Rhinanthus minor is a summer annual, germinating in the early spring and flowering in the same year. For germination it needs temperatures of only about 6 oC. It flowers and seeds from June to September and produces a small number of winged seeds per flower (2-10) which, as mentioned above, ‘rattle’ in their dry capsule. The seeds remain viable for only a few months unless stored under very special conditions (as in the Millennial Seed Bank at Kew). In the wild it requires several weeks of low temperature to break dormancy. Evidently it gets this necessary chilling in much of Europe (but will it always be so?).
As for habitat, Rhinanthus minor is typically found in meadows, often ‘hay meadows’ hence its alternative English name Hay Rattle. These days, hay meadows barely exist as they are the product of low intensity farming. However, the species is often seen in urban settings, being recorded 43 times in our Urban Flora of Scotland data-base of over 60,000 records of wild flowers. Sometimes local councils have added it to a seed mixture sown in parkland. not just because it is pretty and native (although it is definitely both of these), but because it might suppress some of the fast-growing and highly-competitive species and hence encourage biodiversity. Remember, Gerard said it ‘annoyed’ dry meadows. There is modern evidence that this approach to enhancing biodiversity usually works (Coulson et al 2001, Jefferson 2005). Horticultural companies have noticed this, and now offer packets of seeds with the appropriate warning about the short seed longevity. I ordered my seeds, and I’ve sown them in a little grass patch (after scarifying the ground with a rake, according to instructions). The seeds came with plenty of advice and so I hope that my garden sward, now dominated by fast growing grasses Dactylis glomerata, Festuca rubra and Lolium perenne, will soon become biodiverse.
How does it work? To steal nutrients from the host, the water pipeline (xylem) of the hemiparasite must be connected to that of the host, and the hemiparasite’s tissues must be somewhat ‘dry’ to provide the gradient for water to move from host to hemiparasite. Then, water and dissolved nutrients will flow. Most ordinary plants close their stomata at night to conserve water but Press et al (1988) discovered that hemi-parasitic plants do not. Their stomata stay open, they loose more water, and thus a water-gradient is maintained and any fast-growing host is starved of nutrients and thus likely to be at least ‘annoyed’ and probably stunted.
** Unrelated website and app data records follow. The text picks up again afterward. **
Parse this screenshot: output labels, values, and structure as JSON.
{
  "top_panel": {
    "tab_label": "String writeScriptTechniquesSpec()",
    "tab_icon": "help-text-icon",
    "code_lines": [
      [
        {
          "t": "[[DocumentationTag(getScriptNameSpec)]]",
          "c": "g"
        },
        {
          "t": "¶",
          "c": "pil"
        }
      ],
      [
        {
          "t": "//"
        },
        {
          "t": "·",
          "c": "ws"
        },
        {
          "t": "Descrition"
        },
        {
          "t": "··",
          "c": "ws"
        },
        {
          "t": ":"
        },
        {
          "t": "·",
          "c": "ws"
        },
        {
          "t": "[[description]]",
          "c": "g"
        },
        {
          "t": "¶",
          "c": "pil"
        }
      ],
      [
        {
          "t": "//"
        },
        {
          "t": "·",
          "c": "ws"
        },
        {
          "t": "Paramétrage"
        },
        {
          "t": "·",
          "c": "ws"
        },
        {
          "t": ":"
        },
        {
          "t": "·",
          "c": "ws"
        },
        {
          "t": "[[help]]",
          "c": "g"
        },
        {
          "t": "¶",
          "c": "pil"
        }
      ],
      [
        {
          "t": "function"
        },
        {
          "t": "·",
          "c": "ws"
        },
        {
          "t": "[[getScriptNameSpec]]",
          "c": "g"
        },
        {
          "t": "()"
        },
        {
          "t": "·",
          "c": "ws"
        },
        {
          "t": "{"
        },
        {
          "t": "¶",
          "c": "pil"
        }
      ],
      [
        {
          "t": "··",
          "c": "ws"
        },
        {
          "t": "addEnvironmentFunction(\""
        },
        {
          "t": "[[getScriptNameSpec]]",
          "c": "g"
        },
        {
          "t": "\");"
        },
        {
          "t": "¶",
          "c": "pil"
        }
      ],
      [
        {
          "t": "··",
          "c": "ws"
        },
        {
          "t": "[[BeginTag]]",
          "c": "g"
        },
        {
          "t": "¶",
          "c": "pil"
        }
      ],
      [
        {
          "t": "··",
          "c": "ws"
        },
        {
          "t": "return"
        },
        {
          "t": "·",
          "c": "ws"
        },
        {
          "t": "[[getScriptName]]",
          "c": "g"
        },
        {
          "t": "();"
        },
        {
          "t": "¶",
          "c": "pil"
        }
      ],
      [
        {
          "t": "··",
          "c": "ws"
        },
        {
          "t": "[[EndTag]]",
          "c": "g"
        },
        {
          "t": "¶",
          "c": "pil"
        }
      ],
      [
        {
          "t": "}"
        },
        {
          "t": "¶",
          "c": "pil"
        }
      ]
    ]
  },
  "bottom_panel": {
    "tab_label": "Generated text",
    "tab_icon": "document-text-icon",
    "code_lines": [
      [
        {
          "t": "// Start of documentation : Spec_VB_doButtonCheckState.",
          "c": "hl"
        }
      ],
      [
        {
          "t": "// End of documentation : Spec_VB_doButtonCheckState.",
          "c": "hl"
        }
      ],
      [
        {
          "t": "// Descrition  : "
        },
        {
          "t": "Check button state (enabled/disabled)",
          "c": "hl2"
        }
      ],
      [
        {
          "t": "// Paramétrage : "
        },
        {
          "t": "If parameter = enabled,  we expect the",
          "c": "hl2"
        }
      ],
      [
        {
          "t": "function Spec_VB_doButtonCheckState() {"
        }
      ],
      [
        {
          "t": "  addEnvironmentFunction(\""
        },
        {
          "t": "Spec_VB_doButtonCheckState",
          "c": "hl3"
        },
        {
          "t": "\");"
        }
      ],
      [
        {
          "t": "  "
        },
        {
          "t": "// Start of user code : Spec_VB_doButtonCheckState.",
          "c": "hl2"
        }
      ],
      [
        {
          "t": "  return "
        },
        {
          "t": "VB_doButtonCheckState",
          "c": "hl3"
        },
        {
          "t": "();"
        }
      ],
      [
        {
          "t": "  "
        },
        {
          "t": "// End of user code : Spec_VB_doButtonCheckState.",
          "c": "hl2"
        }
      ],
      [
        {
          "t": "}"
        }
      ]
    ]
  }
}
This reduction in the host’s vigour is detested by farmers in many parts of North America, where the plant is deemed to be a weed by the US Department of Agriculture. See this link for one person’s entertaining account of Rhinanthus as a weed https://www.fsa.usda.gov/Internet/FSA_File/stnr_nh_06172011_weed.pdf
Coulson S.J., Bullock J.M., Stevenson M.J. & Pywell R.F. (2001) Colonization of grassland by sown species: dispersal versus microsite limitation in responses to management. Journal of Applied Ecology, 38, 204-216.
Jefferson R.G. (2005) The conservation management of upland hay meadows in Britain: a review. Grass and Forage Science, 60, 322-331.
Press MC, Graves JD and Stewart GR (1988) Transpiration and Carbon Acquisition in Root Hemiparasitic Angiosperms Journal of Experimental Botany, Volume 39, Issue 8, August 1988, Pages 1009–1014, https://doi.org/10.1093/jxb/39.8.1009
Stace C (2019) New Flora of the British Isles. C&M Floristics.